Aim of the exercise.
Every line of the data below that holds the string "account" needs to be reported.

* * * * * * * * *

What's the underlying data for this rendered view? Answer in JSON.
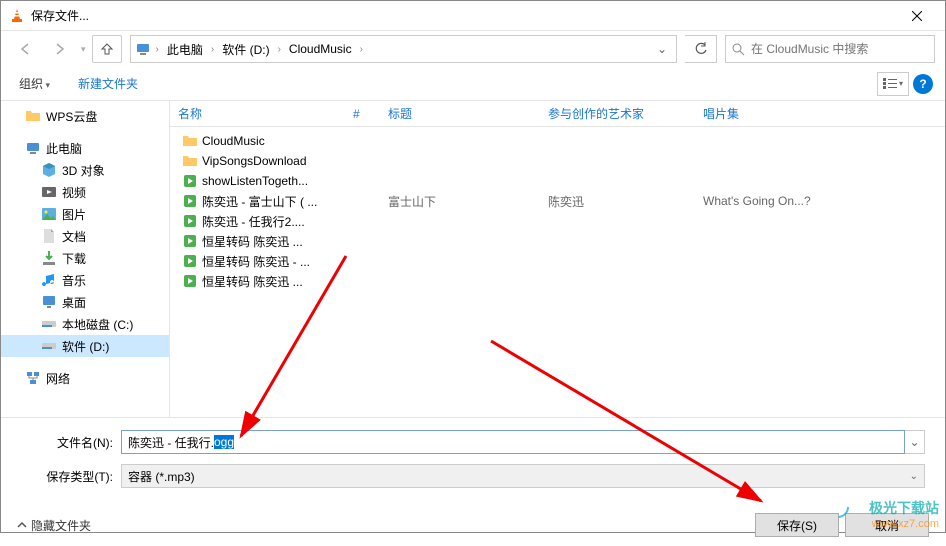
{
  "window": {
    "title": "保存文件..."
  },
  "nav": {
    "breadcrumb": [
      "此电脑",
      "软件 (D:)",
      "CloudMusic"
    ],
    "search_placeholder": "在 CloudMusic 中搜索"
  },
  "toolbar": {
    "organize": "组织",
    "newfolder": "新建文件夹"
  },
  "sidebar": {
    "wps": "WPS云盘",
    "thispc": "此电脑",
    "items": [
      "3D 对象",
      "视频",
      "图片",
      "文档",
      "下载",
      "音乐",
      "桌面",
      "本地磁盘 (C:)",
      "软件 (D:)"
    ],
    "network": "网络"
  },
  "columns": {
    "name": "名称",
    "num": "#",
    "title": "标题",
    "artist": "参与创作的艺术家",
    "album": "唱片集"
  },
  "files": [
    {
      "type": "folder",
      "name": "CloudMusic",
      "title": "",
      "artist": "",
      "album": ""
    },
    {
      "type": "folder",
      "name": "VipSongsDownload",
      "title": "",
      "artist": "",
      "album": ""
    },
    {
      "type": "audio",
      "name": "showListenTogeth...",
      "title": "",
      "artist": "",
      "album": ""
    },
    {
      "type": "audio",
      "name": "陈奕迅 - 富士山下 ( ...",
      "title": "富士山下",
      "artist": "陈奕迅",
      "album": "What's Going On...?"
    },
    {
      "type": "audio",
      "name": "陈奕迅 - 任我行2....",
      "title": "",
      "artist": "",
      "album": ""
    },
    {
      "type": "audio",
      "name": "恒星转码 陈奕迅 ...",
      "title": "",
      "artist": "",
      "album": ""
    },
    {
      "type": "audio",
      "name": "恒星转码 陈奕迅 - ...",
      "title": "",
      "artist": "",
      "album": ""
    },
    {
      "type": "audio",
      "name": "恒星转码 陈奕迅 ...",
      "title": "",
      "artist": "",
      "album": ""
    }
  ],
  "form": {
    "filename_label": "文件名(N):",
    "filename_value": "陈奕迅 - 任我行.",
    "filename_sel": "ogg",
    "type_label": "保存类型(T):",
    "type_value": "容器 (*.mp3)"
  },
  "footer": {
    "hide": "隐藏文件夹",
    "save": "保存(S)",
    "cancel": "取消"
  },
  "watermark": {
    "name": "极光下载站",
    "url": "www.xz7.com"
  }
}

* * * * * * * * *

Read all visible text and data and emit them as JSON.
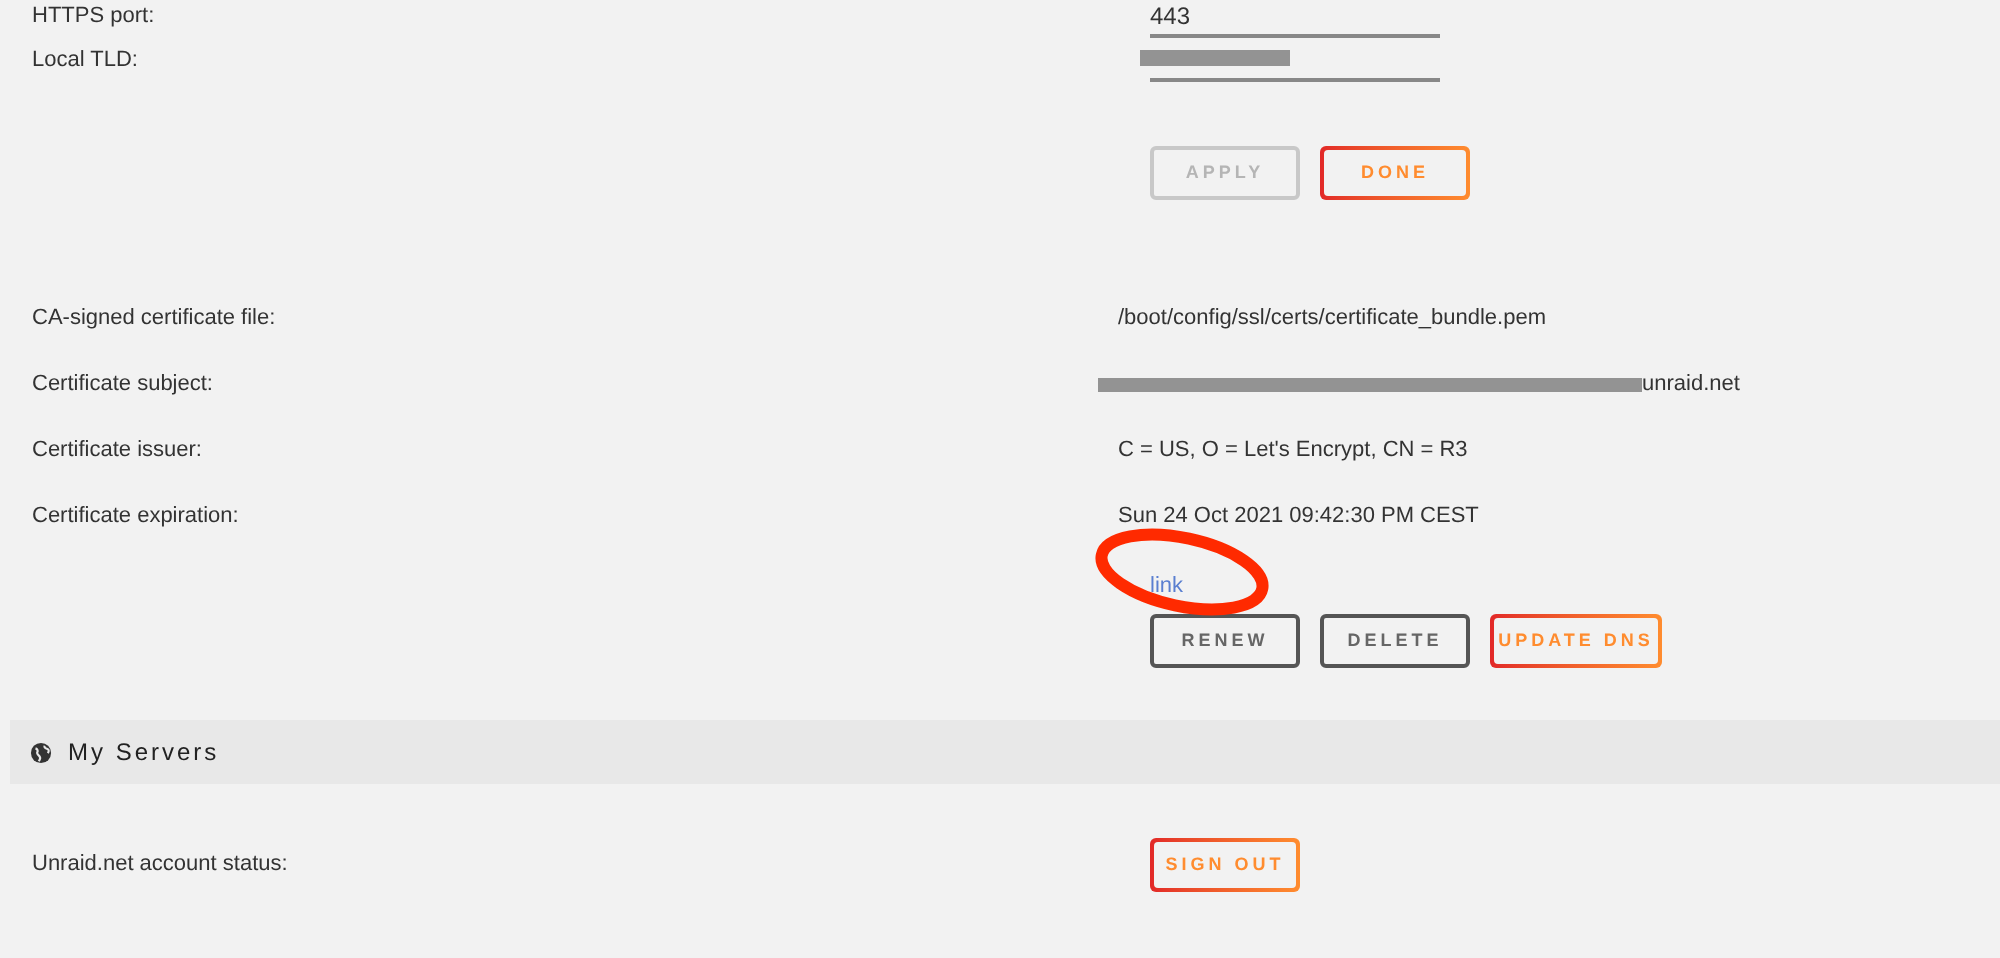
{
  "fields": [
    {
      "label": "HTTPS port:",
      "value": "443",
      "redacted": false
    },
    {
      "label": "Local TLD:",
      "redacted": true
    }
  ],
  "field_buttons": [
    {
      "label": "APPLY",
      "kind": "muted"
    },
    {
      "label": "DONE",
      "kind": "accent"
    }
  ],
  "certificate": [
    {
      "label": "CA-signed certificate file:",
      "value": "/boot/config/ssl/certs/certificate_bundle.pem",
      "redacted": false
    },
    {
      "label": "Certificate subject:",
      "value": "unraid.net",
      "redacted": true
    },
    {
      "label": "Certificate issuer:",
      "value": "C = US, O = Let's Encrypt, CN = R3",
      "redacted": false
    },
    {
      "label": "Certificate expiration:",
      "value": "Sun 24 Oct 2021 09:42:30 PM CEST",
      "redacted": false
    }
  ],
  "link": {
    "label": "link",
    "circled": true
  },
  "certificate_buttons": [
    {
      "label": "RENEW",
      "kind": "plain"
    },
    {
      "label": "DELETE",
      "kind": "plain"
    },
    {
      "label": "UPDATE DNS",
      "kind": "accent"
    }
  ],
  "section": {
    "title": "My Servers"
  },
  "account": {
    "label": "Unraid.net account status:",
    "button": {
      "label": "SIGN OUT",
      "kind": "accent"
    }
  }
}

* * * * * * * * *

Answer area.
  "account": {
    "label": "Unraid.net account status:",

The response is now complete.